= Task goal =
A faithful, word-for-word copy of the data below is required, without pictures.

(App and web page records)
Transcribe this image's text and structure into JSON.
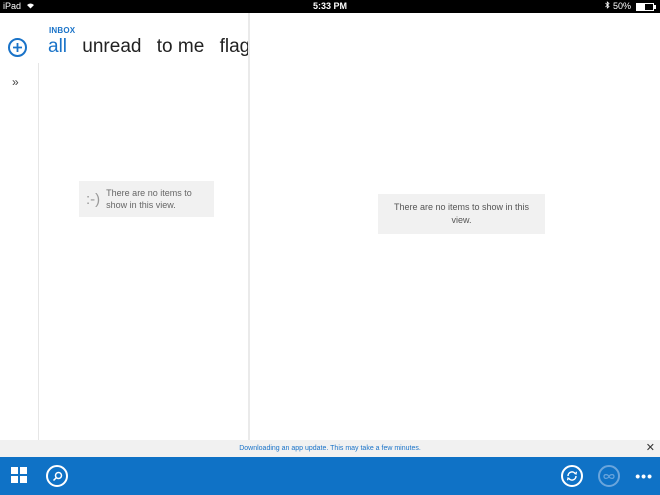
{
  "status_bar": {
    "device": "iPad",
    "time": "5:33 PM",
    "battery": "50%",
    "battery_level": 0.5
  },
  "header": {
    "folder": "INBOX",
    "pivots": [
      "all",
      "unread",
      "to me",
      "flagged"
    ]
  },
  "list_pane": {
    "empty_face": ":-)",
    "empty_message": "There are no items to show in this view."
  },
  "reading_pane": {
    "empty_message": "There are no items to show in this view."
  },
  "notification": {
    "text": "Downloading an app update. This may take a few minutes.",
    "close": "✕"
  },
  "app_bar": {
    "more": "•••"
  },
  "icons": {
    "compose": "plus-circle-icon",
    "expand": "double-chevron-right-icon",
    "apps": "four-squares-icon",
    "search": "search-icon",
    "sync": "sync-icon",
    "infinity": "infinity-icon"
  },
  "colors": {
    "accent": "#1a73c8",
    "app_bar": "#0f72c6",
    "notification_bg": "#f1f1f1"
  }
}
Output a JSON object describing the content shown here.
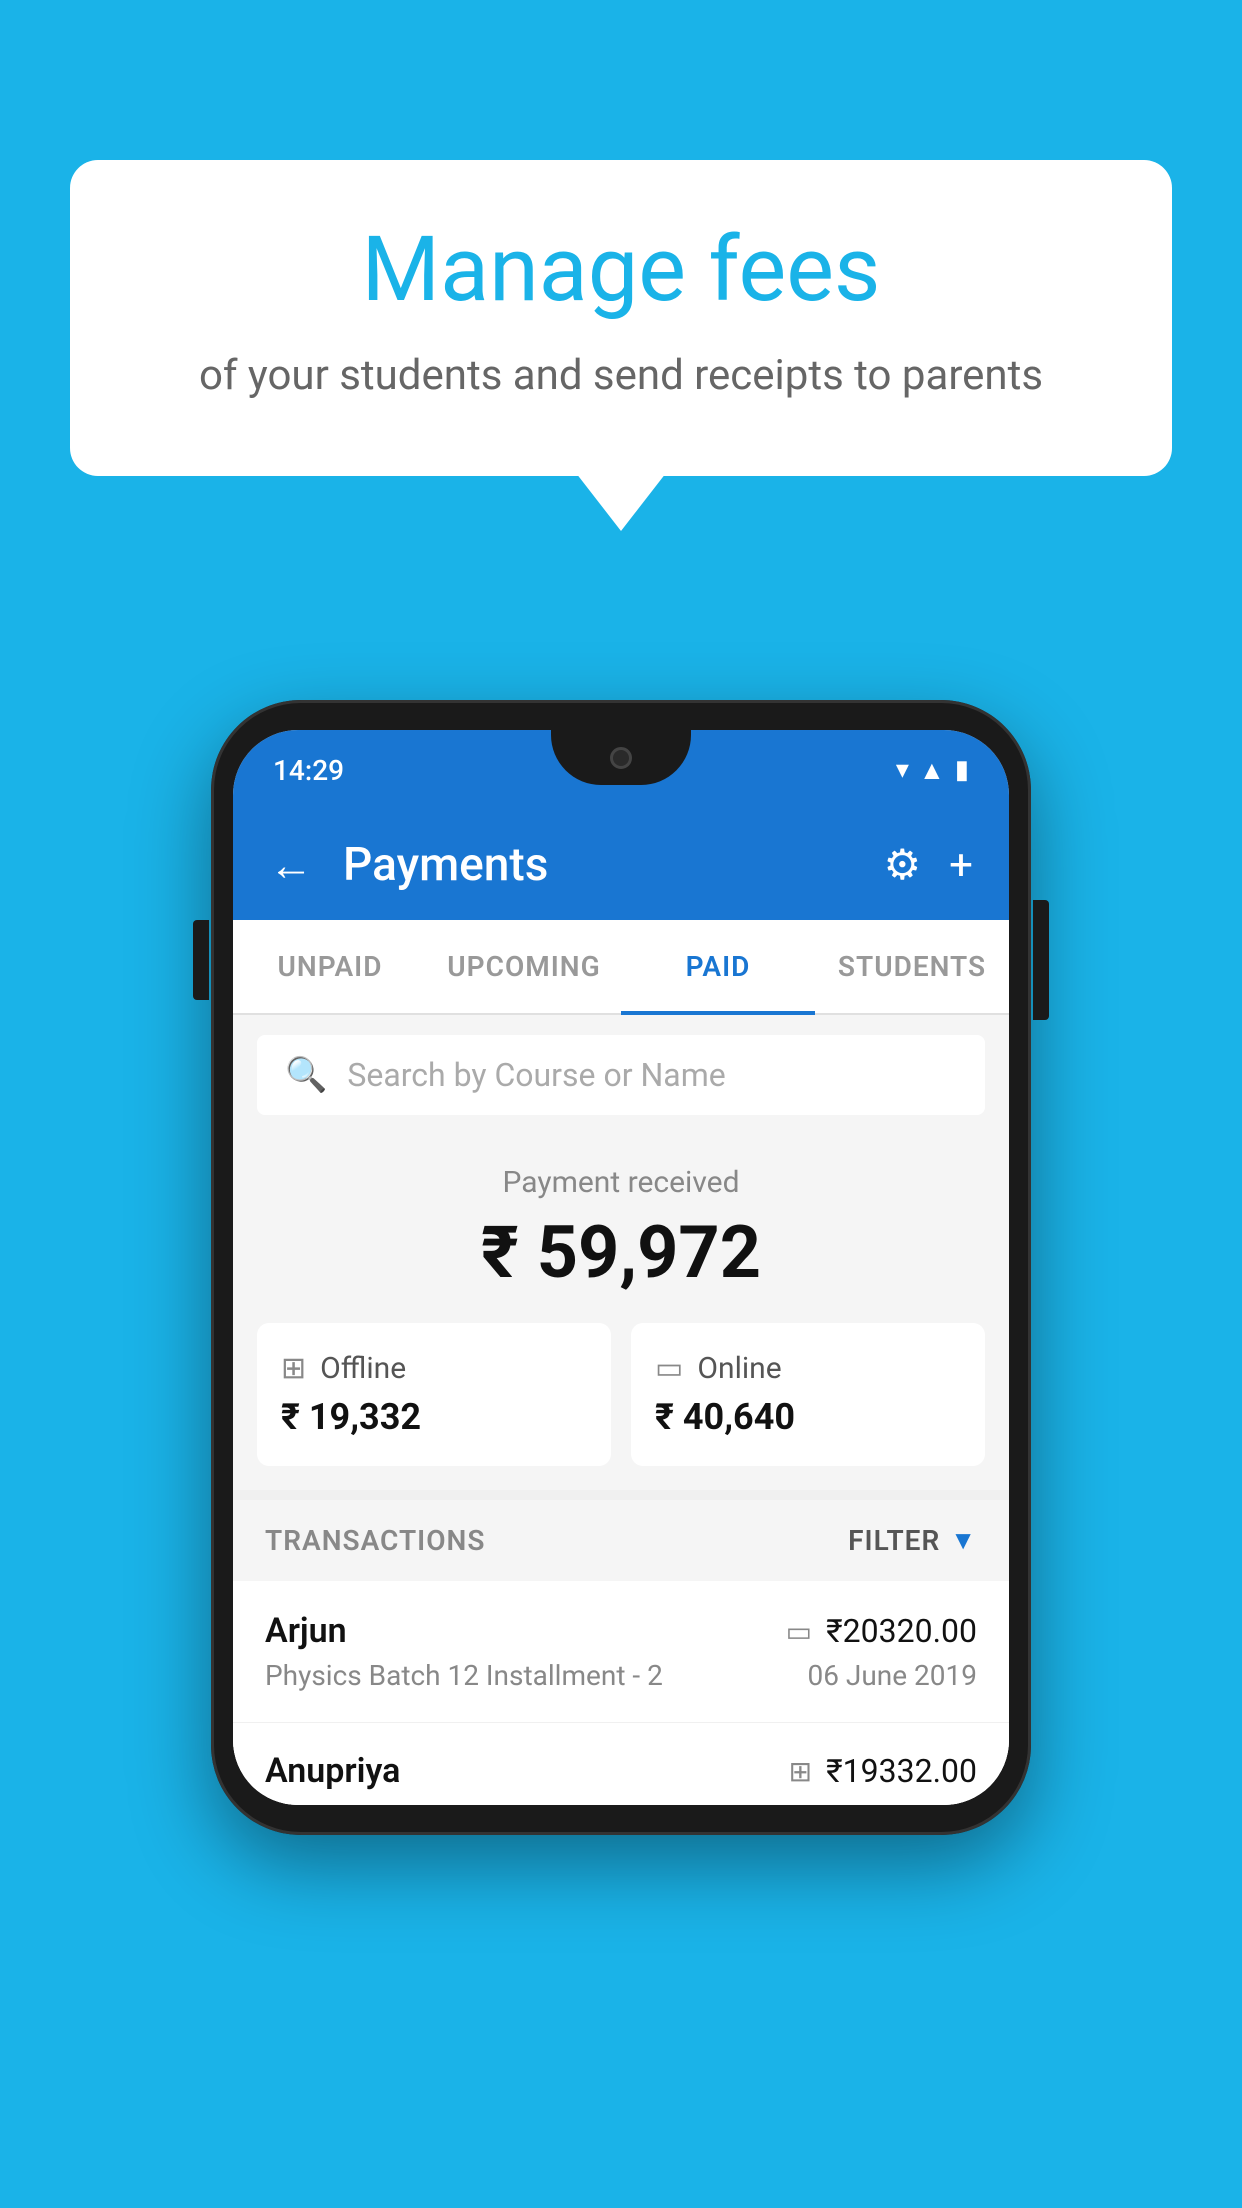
{
  "background_color": "#1ab3e8",
  "bubble": {
    "title": "Manage fees",
    "subtitle": "of your students and send receipts to parents"
  },
  "phone": {
    "status_bar": {
      "time": "14:29"
    },
    "header": {
      "title": "Payments",
      "back_label": "←",
      "settings_label": "⚙",
      "add_label": "+"
    },
    "tabs": [
      {
        "label": "UNPAID",
        "active": false
      },
      {
        "label": "UPCOMING",
        "active": false
      },
      {
        "label": "PAID",
        "active": true
      },
      {
        "label": "STUDENTS",
        "active": false
      }
    ],
    "search": {
      "placeholder": "Search by Course or Name"
    },
    "payment_summary": {
      "label": "Payment received",
      "total": "₹ 59,972",
      "offline_label": "Offline",
      "offline_amount": "₹ 19,332",
      "online_label": "Online",
      "online_amount": "₹ 40,640"
    },
    "transactions": {
      "section_label": "TRANSACTIONS",
      "filter_label": "FILTER",
      "items": [
        {
          "name": "Arjun",
          "course": "Physics Batch 12 Installment - 2",
          "amount": "₹20320.00",
          "date": "06 June 2019",
          "payment_type": "online"
        },
        {
          "name": "Anupriya",
          "amount": "₹19332.00",
          "payment_type": "offline"
        }
      ]
    }
  }
}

= Solution to the problem =
Transcribe this image's text and structure into JSON.
{
  "status_bar": {
    "device": "iPad",
    "time": "5:33 PM",
    "battery": "50%",
    "battery_level": 0.5
  },
  "header": {
    "folder": "INBOX",
    "pivots": [
      "all",
      "unread",
      "to me",
      "flagged"
    ]
  },
  "list_pane": {
    "empty_face": ":-)",
    "empty_message": "There are no items to show in this view."
  },
  "reading_pane": {
    "empty_message": "There are no items to show in this view."
  },
  "notification": {
    "text": "Downloading an app update. This may take a few minutes.",
    "close": "✕"
  },
  "app_bar": {
    "more": "•••"
  },
  "icons": {
    "compose": "plus-circle-icon",
    "expand": "double-chevron-right-icon",
    "apps": "four-squares-icon",
    "search": "search-icon",
    "sync": "sync-icon",
    "infinity": "infinity-icon"
  },
  "colors": {
    "accent": "#1a73c8",
    "app_bar": "#0f72c6",
    "notification_bg": "#f1f1f1"
  }
}
Output a JSON object describing the content shown here.
{
  "background_color": "#1ab3e8",
  "bubble": {
    "title": "Manage fees",
    "subtitle": "of your students and send receipts to parents"
  },
  "phone": {
    "status_bar": {
      "time": "14:29"
    },
    "header": {
      "title": "Payments",
      "back_label": "←",
      "settings_label": "⚙",
      "add_label": "+"
    },
    "tabs": [
      {
        "label": "UNPAID",
        "active": false
      },
      {
        "label": "UPCOMING",
        "active": false
      },
      {
        "label": "PAID",
        "active": true
      },
      {
        "label": "STUDENTS",
        "active": false
      }
    ],
    "search": {
      "placeholder": "Search by Course or Name"
    },
    "payment_summary": {
      "label": "Payment received",
      "total": "₹ 59,972",
      "offline_label": "Offline",
      "offline_amount": "₹ 19,332",
      "online_label": "Online",
      "online_amount": "₹ 40,640"
    },
    "transactions": {
      "section_label": "TRANSACTIONS",
      "filter_label": "FILTER",
      "items": [
        {
          "name": "Arjun",
          "course": "Physics Batch 12 Installment - 2",
          "amount": "₹20320.00",
          "date": "06 June 2019",
          "payment_type": "online"
        },
        {
          "name": "Anupriya",
          "amount": "₹19332.00",
          "payment_type": "offline"
        }
      ]
    }
  }
}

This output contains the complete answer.